Thursday, October 8, 2009
Talking is Important
Two to three hours of each week is spent trying to get the twins to talk. We call this “speech therapy.” It is, thankfully, free through the county. Your tax dollars are helping my twins say “mama up please,” “goggy bark loud,” and “No eat yuck!!!” Things seem to be coming together for them. They are putting more and more words together and are actually speaking spontaneously instead of running around pointing and grunting like little cave people.

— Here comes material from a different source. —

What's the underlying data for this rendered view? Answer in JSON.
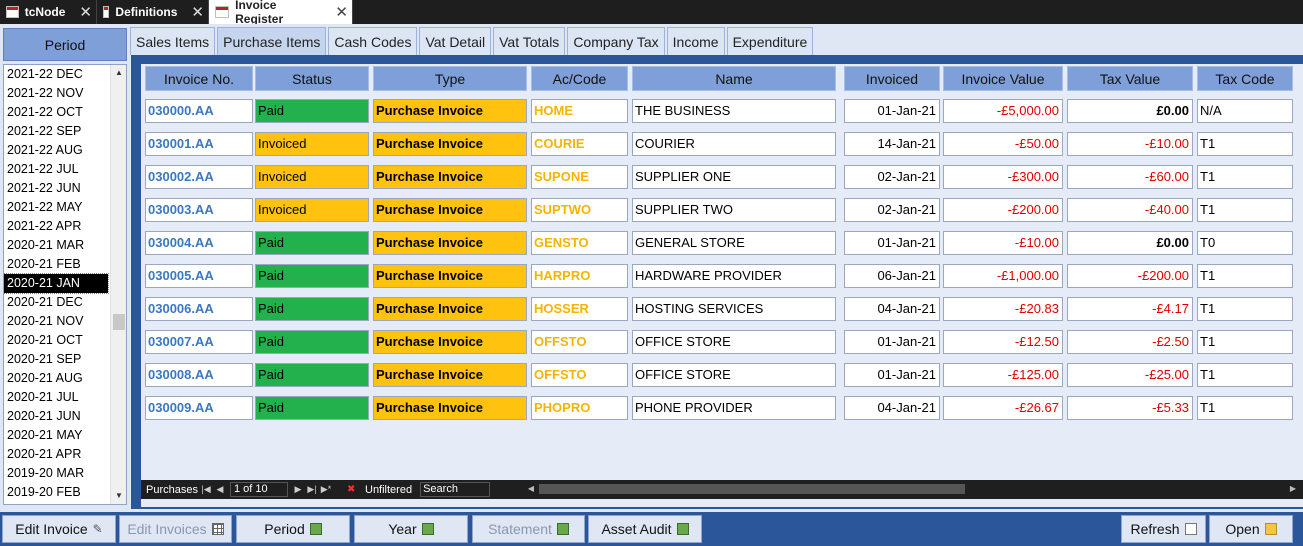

Over the summer, our regular speech therapist was off, and we let a substitute therapist, or the “Speech Nazi” into our home. She was hardcore. While our regular therapist likes to work with Daniel and Ella together and to have me involved, the summer therapist (I’ll call her Summer) sequestered herself with one twin in the playroom for intense one-on-one sessions that lasted a full hour. Often, I would hear yelling and crying coming from the room. (It was Daniel, not Summer.) I stuck my head in and Summer would shoo me away…. “We’re fine. He’s just being stubborn.”
Summer made it let known that I’m probably hindering their speech progress. For instance, Daniel calls cars “gowacks.” Instead of correcting him, I found myself just adding this new word to my regular vocabulary. Now whenever we go anywhere in the mini-van, there I am, shouting for everyone to “get in the gowack NOW!”
Summer was not amused. She refused to give poor Daniel his gowacks until he said car, making sure the beginning consonant was crisp and nothing like “g.” He would hurl himself on the floor and wail and kick and there may even have been some gnashing of teeth. She would simply wait until he stopped crying while I stood submissively to the side, wringing my hands and biting my lip. He would eventually stop and go to her and reach out his arms for his gowacks, and she would implore him (sternly) to say the correct word. The tantrums would recommence and this cycle would go on, sometimes, for a full hour.
“I think I can break him,” she said.
I didn’t know if I wanted anyone breaking my two year old. I mean, I didn’t imagine “breaking” Daniel would be necessary until he got to be about sixteen. He would be insubordinate and rebellious and we’d call those boot camp people to take him away in the middle of the night. He’d go off to camp for a while and come home contrite and meek, and full of the knowledge of just how good he had it. At his high school graduation, he’d give a speech about how we never gave up on him. I would cry and blow him kisses.
I’m aware that my imagination is completely whacked.
Anyway, Summer made great strides with Daniel. We said goodbye in August and our regular speech therapist, who is laid back and brings crafts and moves onto other activities when the tantrums begin, came back to us. Today, in the spirit of the season, we worked on Halloween terminology and now I am the proud mother of a two-year old girl who can say “vampire.”
We also decided to go for a walk. I don’t know if you’ve noticed, but there’s real live sunshine out there today.
I could not find Ella’s shoe.
I spend an exorbitant amount of time looking for things I’ve misplaced. Last night before class, I spent ten minutes searching for my keys. I am in constant pursuit of my slippers. This morning, I couldn’t find my debit card. I KNOW what I need to do. I need to have a set pattern… put everything in its place and have a place for everything and adhere to this rule every time I walk in the house or take off my slippers (slippers are important to me) or finish putting gas in the gowack. And yet, without thinking, I fling these things to the far corners of my house or stuff them with the lint in my pockets and now years of my life are gone… wasted, searching and swearing under my breath.
I spent twenty minutes searching for Ella’s shoe. I found it, of course, in the fridge, right next to the rogue apple that’s been rolling around in there for a week. Ella was ecstatic! She shouted,
“Ella shoe! Ella shoe ON! Walk! Walk!”
We were stunned! Four words! Together! It was almost like a sentence or a phrase… actual dialogue! Perhaps she won’t babble incoherently at us for the rest of her life, gleefully twirling her hair and spinning while muttering absolute gibberish. Were there real thoughts in her little head? And who knew she liked walks so much!
The mystery, of course, remains whether Ella put the shoe in the fridge or whether I did.
Since neither Ella or Daniel can actually open the fridge door, well, you can draw your own conclusions.